Exercise aim:
Count every line in the data below where the word "name" appears, then state only that count.

--- START ---

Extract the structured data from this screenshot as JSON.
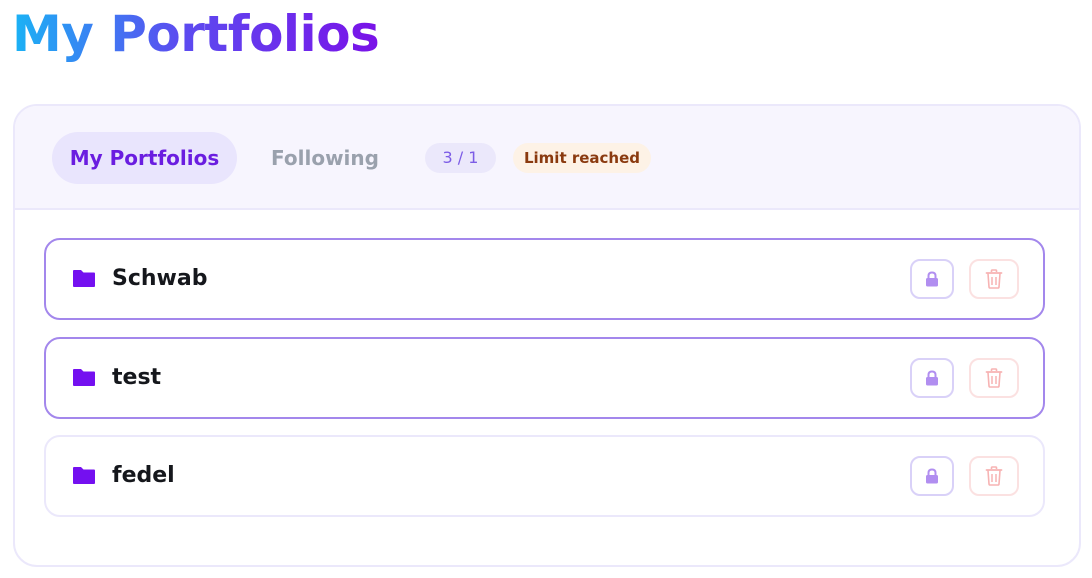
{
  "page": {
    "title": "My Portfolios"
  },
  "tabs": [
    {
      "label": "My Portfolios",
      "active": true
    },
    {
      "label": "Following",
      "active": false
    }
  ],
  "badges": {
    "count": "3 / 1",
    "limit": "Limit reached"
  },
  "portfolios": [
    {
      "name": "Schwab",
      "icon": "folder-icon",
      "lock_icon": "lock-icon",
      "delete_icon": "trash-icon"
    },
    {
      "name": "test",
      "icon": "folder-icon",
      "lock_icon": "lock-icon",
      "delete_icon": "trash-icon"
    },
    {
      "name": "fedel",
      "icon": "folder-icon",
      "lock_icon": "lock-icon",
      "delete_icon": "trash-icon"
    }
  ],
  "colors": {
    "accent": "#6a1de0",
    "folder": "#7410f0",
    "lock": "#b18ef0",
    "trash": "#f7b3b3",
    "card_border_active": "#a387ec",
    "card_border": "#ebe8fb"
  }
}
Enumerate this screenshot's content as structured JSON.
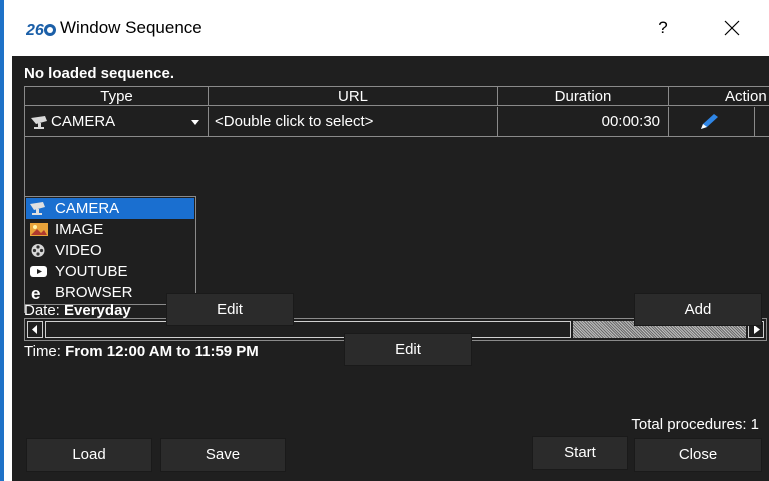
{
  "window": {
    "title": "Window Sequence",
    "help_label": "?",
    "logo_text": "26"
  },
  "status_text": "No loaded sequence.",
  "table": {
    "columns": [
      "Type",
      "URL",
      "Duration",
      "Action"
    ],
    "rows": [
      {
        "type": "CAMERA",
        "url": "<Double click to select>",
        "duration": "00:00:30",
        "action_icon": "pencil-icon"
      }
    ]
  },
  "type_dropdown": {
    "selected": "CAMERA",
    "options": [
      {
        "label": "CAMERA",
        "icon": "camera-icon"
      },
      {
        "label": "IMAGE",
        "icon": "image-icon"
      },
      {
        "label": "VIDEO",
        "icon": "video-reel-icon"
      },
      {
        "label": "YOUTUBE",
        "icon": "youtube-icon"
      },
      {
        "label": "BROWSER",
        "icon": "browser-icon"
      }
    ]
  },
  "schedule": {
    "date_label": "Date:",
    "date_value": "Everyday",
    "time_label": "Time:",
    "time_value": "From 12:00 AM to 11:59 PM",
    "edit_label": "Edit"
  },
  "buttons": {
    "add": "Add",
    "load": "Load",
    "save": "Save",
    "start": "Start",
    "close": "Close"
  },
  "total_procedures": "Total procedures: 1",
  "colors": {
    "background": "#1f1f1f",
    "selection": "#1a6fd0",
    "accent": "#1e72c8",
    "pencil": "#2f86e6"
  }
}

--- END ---
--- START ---

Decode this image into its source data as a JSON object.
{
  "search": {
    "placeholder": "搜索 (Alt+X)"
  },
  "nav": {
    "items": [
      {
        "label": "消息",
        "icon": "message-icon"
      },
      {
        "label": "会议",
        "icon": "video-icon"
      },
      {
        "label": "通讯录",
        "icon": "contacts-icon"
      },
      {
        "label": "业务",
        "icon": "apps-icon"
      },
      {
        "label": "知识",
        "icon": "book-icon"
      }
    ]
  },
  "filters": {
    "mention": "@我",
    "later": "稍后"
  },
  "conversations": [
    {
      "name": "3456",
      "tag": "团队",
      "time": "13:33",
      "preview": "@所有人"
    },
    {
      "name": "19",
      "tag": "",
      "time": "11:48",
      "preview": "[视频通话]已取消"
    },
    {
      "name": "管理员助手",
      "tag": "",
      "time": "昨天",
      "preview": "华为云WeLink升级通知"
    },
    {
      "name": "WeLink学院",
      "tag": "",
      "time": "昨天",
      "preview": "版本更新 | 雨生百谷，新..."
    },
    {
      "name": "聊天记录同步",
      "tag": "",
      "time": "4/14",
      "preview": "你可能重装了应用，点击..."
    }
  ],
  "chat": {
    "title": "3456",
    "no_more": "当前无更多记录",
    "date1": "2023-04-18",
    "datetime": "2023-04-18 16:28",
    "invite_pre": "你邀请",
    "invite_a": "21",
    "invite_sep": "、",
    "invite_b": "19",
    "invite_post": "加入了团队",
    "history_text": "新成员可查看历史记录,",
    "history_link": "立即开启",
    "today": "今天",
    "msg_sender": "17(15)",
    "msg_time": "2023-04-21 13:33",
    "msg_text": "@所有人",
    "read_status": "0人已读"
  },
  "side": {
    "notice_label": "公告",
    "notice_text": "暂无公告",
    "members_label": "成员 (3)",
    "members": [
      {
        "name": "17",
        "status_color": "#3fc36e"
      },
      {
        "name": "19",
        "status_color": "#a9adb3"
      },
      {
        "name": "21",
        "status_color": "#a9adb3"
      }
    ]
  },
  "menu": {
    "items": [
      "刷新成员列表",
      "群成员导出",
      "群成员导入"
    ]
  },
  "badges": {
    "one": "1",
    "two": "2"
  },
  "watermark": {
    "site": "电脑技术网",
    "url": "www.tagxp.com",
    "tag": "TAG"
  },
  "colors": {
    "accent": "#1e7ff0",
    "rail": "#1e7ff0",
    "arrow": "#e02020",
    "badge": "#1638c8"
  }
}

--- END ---
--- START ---

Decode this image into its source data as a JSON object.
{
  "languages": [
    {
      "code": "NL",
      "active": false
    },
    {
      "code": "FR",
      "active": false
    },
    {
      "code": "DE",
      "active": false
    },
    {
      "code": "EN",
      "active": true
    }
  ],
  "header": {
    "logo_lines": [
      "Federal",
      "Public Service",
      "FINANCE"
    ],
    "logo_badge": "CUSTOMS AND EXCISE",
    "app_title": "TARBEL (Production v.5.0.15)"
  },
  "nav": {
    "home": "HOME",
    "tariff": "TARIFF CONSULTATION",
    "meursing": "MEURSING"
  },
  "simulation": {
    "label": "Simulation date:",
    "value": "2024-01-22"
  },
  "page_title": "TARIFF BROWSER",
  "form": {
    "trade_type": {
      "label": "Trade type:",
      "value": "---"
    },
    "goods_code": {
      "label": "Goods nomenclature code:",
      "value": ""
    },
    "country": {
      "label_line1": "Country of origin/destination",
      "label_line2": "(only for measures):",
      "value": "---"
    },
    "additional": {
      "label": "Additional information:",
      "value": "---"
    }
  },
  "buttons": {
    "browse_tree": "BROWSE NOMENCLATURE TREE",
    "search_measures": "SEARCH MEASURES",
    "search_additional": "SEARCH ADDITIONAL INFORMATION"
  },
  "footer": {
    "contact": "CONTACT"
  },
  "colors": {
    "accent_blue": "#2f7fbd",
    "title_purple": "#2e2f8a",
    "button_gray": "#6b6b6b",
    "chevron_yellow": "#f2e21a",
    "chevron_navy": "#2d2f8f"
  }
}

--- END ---

Solution to the exercise:
11